■ **WHAT YOU SHOULD DO**
The answer must be an exact copy of the records, with no pictures in it.

--------------------------------

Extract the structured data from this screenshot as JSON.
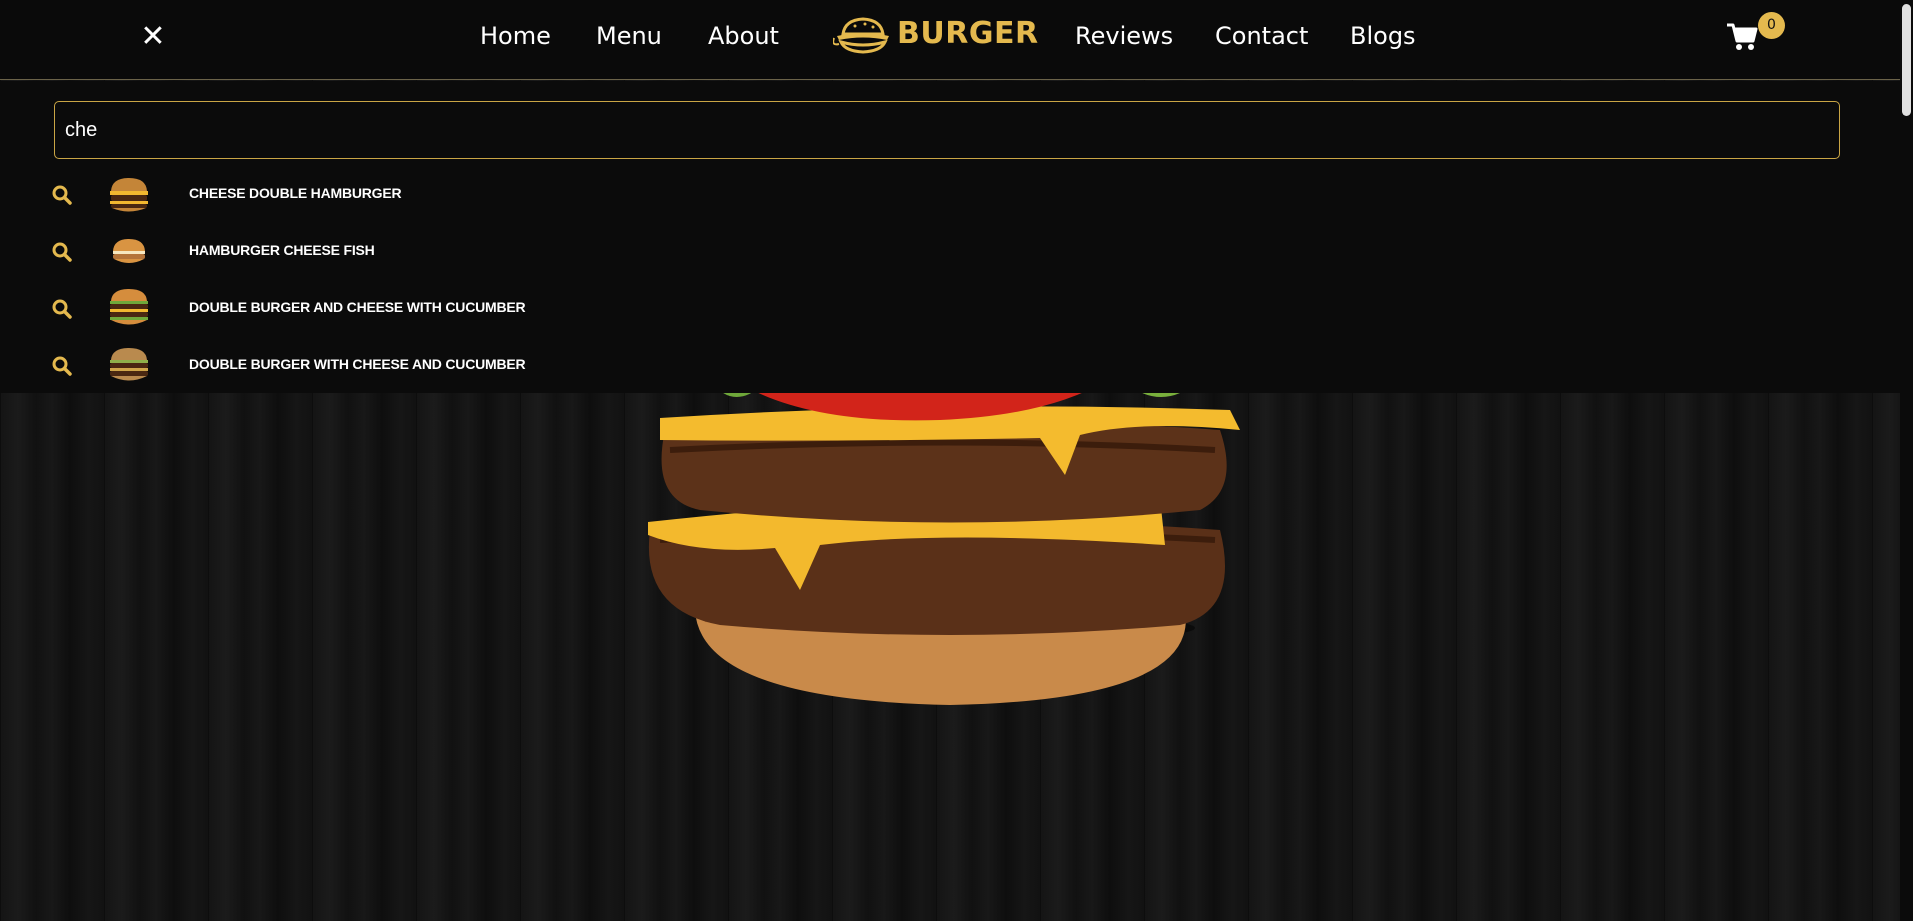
{
  "header": {
    "nav_left": [
      "Home",
      "Menu",
      "About"
    ],
    "logo_text": "BURGER",
    "nav_right": [
      "Reviews",
      "Contact",
      "Blogs"
    ],
    "cart_count": "0",
    "close_symbol": "✕"
  },
  "search": {
    "value": "che",
    "results": [
      {
        "label": "CHEESE DOUBLE HAMBURGER",
        "icon": "search-icon"
      },
      {
        "label": "HAMBURGER CHEESE FISH",
        "icon": "search-icon"
      },
      {
        "label": "DOUBLE BURGER AND CHEESE WITH CUCUMBER",
        "icon": "search-icon"
      },
      {
        "label": "DOUBLE BURGER WITH CHEESE AND CUCUMBER",
        "icon": "search-icon"
      }
    ]
  },
  "colors": {
    "accent": "#e4b94e",
    "background": "#0b0b0b",
    "border": "#c9a545"
  }
}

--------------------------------

■ **OUTPUT FOR THIS EXERCISE**
Extract the structured data from this screenshot as JSON.
{
  "header": {
    "nav_left": [
      "Home",
      "Menu",
      "About"
    ],
    "logo_text": "BURGER",
    "nav_right": [
      "Reviews",
      "Contact",
      "Blogs"
    ],
    "cart_count": "0",
    "close_symbol": "✕"
  },
  "search": {
    "value": "che",
    "results": [
      {
        "label": "CHEESE DOUBLE HAMBURGER",
        "icon": "search-icon"
      },
      {
        "label": "HAMBURGER CHEESE FISH",
        "icon": "search-icon"
      },
      {
        "label": "DOUBLE BURGER AND CHEESE WITH CUCUMBER",
        "icon": "search-icon"
      },
      {
        "label": "DOUBLE BURGER WITH CHEESE AND CUCUMBER",
        "icon": "search-icon"
      }
    ]
  },
  "colors": {
    "accent": "#e4b94e",
    "background": "#0b0b0b",
    "border": "#c9a545"
  }
}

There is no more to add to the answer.